I’ve made confessions about wanting to see people care about characters and not just read comics for politics. Here’s an example of what I mean.
Say Storm gets a title. A bunch of people immediately run in screaming YAAAS QUEEN SLAAAY and commenting how anyone who doesn’t buy the title is racist because black female lead and any title with a black female lead must be supported automatically. Title doesn’t explore her character, has crappy art full of tangents and bad anatomy and talking heads with nonsense facial expressions, horrible indistinct dialogue, no good fights or villains, main conflict just amounts screaming about oppression and racism.
Storm is a legitimately interesting character. I want to see stories that look at what life was like for her being ostracized and poor and “too American” growing up in Africa, pursued because people want to exploit her for her powers, then at some point having a shift where she is revered as a goddess for them instead and how that shapes her every day onward. I want to see a woman who is the sum of her past, not a generic mentor and not a narrative or political tool, but someone who has experienced a lot and who is constantly learning, growing and experiencing things that challenge who she becomes. I loved the Storm run by Eric Jerome Dickey, who is a black New York Times bestselling author and enormously talented. I want more stories of that caliber, and I’d like for fellow fans to see and love Ororo for who she is, not just WHAT she is. And I want to see her face off with antagonists who aren’t evil caricatures, but who have enough truth to them and complexity that they make Ororo think about what she believes in and why, that they test her resolve and can act as personal foils as well as physical threats. I don’t want them to be exclusively men or women, mutants or non-mutants. I want her to be faced with a huge and engaging world that offers no easy answers. I want her intelligence, compassion, and justice explored in ways that are different from the intelligence, compassion, and justice of Black Panther, or of Captain America, or of Jean Gray, or of Charles Xavier.

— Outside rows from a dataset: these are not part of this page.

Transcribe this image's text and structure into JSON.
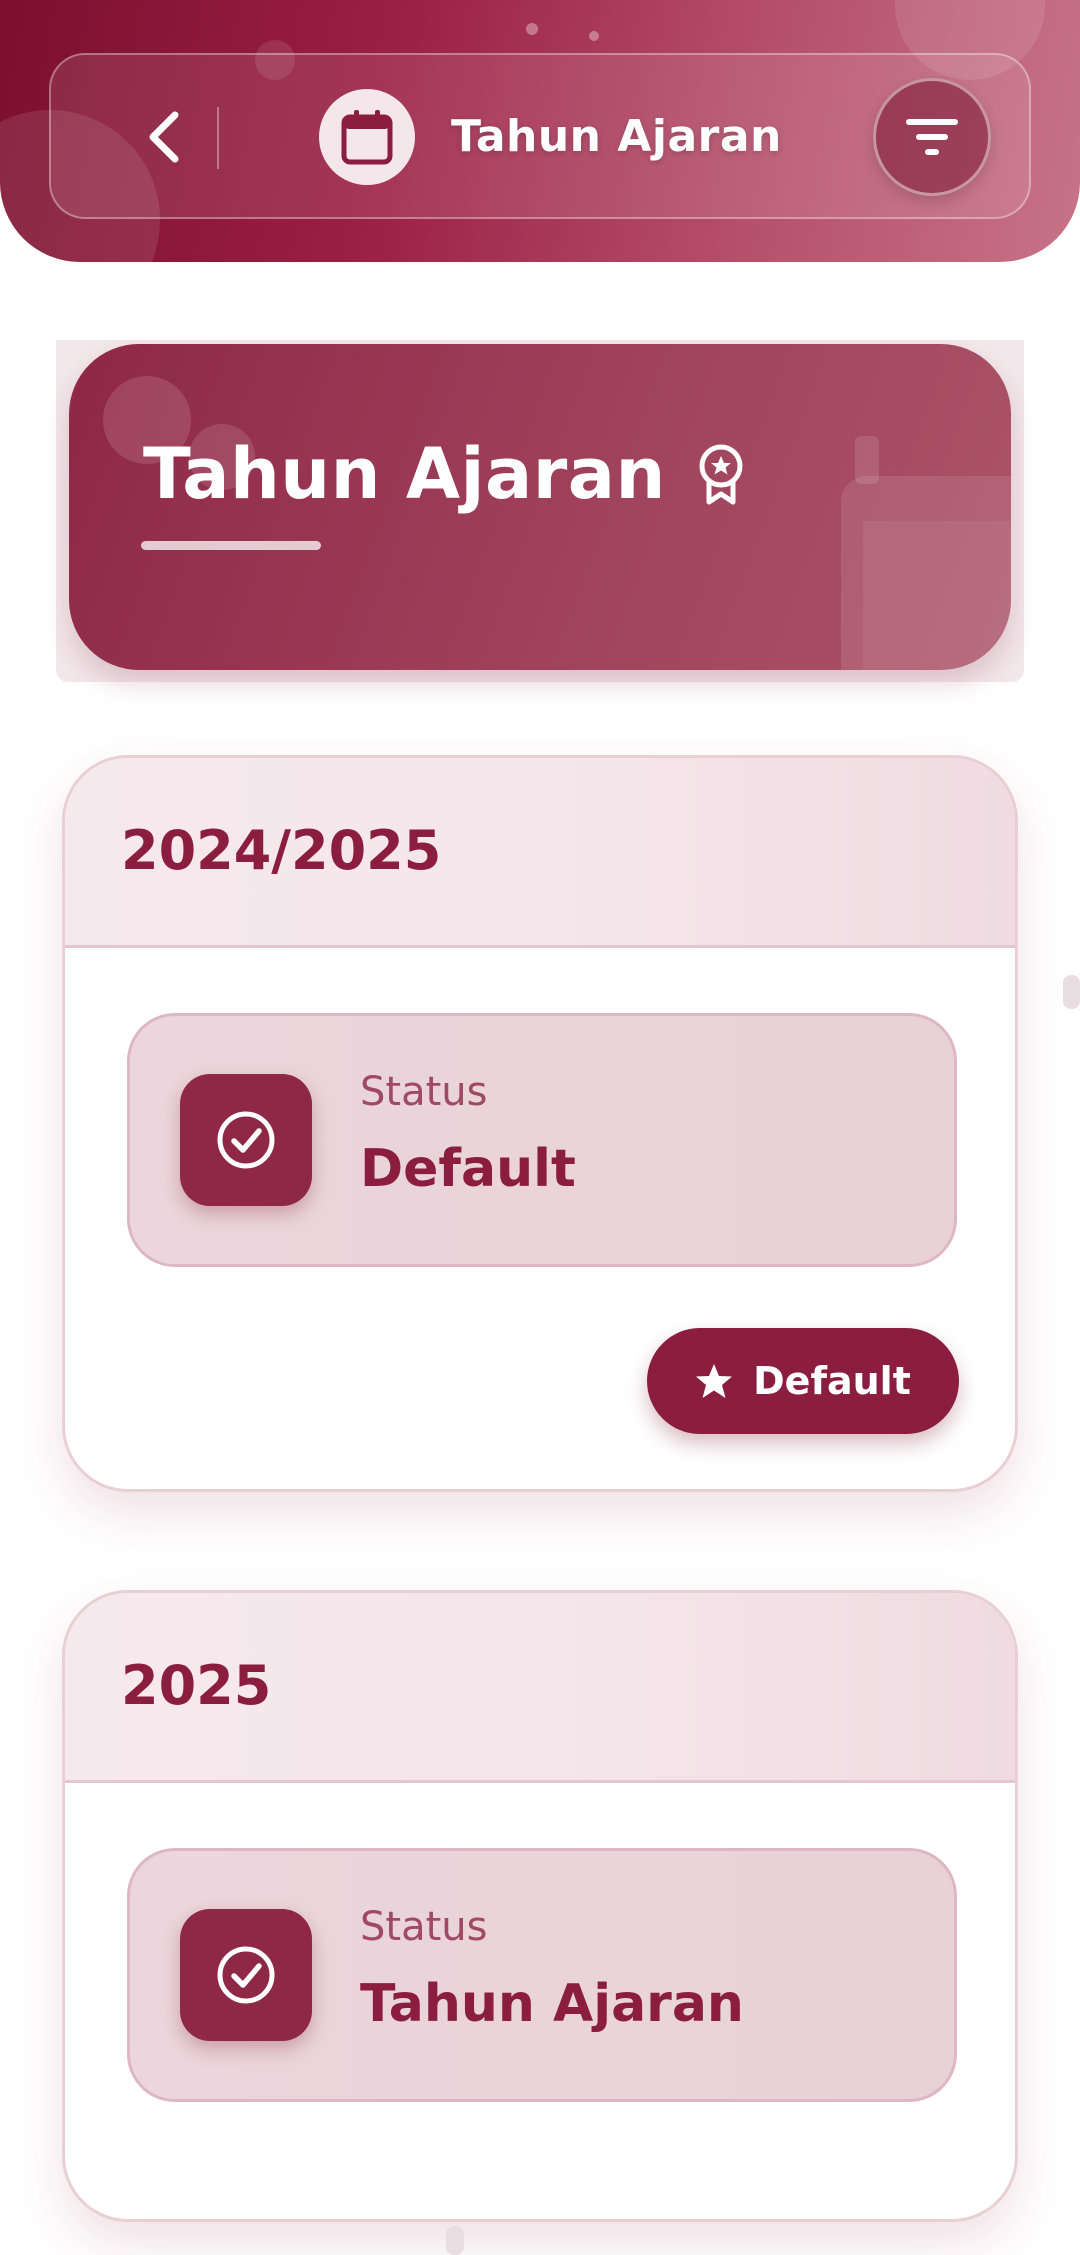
{
  "header": {
    "title": "Tahun Ajaran",
    "back_icon": "chevron-left-icon",
    "badge_icon": "calendar-icon",
    "filter_icon": "filter-icon"
  },
  "hero": {
    "title": "Tahun Ajaran",
    "icon": "award-icon"
  },
  "cards": [
    {
      "year": "2024/2025",
      "status_label": "Status",
      "status_value": "Default",
      "status_icon": "check-circle-icon",
      "action_label": "Default",
      "action_icon": "star-icon"
    },
    {
      "year": "2025",
      "status_label": "Status",
      "status_value": "Tahun Ajaran",
      "status_icon": "check-circle-icon"
    }
  ],
  "colors": {
    "primary": "#8b1d40",
    "header_gradient_start": "#7c0f2e",
    "header_gradient_end": "#c77387",
    "card_border": "#e8cfd6",
    "status_box_bg": "#ecd5dc"
  }
}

I don’t want diverse characters settling for scraps. Fans deserve better, the characters deserve better, and there is a history of getting better too. When companies (run by mainly white guys by the way) think they can get away with delivering half-assed performances because the activists will eat it up and attack anyone who points out the performance is half-assed, going along with it lets them off the hook for giving their diverse characters LESS than they gave their majority characters in the past. It’s discrimination, the same way it’s discrimination to assume a gifted writer like Christopher Priest can only write black characters instead of being a talented writer who can write any character (including but not exclusive to black ones). A good writer can write anyone, it’s a skill that not everyone has.
And this isn’t just a race issue, it applies to women, to LGBT characters and creators, to all religions and philosophies. Every single demographic is capable of producing incredible work and has in the past, every single demographic has or can have a really interesting and worthwhile character. But that is not automatic or a guarantee.
Empowerment is not easy. Empowerment takes work and talent, critical thinking and standards. Being a victim is not empowerment and is much easier, because it involves other people (often straight white men) giving you things just for being. You don’t have real control as a victim and just have to settle for whatever charity you receive, including shit-quality scraps of stories. If you choose to empower yourself and your demographic, you are beholden to no one and get as good as you give.
This is not a call to not support diverse characters. This is a call to actually look at them, look at publication history, and raise awareness of the best work. Promote it, spend money on it, create fanart and fanfic of it, talk about it online, wave it in the faces of companies. They’re paying attention, right now in particular. When you reward the minimum effort, that’s what they think they can do. If you point out that they half-assed it and show examples of where it was up to standards, companies are forced to acknowledge quality differences instead of assuming no one wants diversity. Low quality work doesn’t sell regardless of demographic, high quality work sells if people know it exists. Marvel in particular has a history of not advertising their best diverse stories, including award winners like say Haden Blackman’s Elektra.
You don’t have to virtue signal, you can truly love something diverse down to its bones and have plenty more to talk about beyond the diversity. Why miss that opportunity?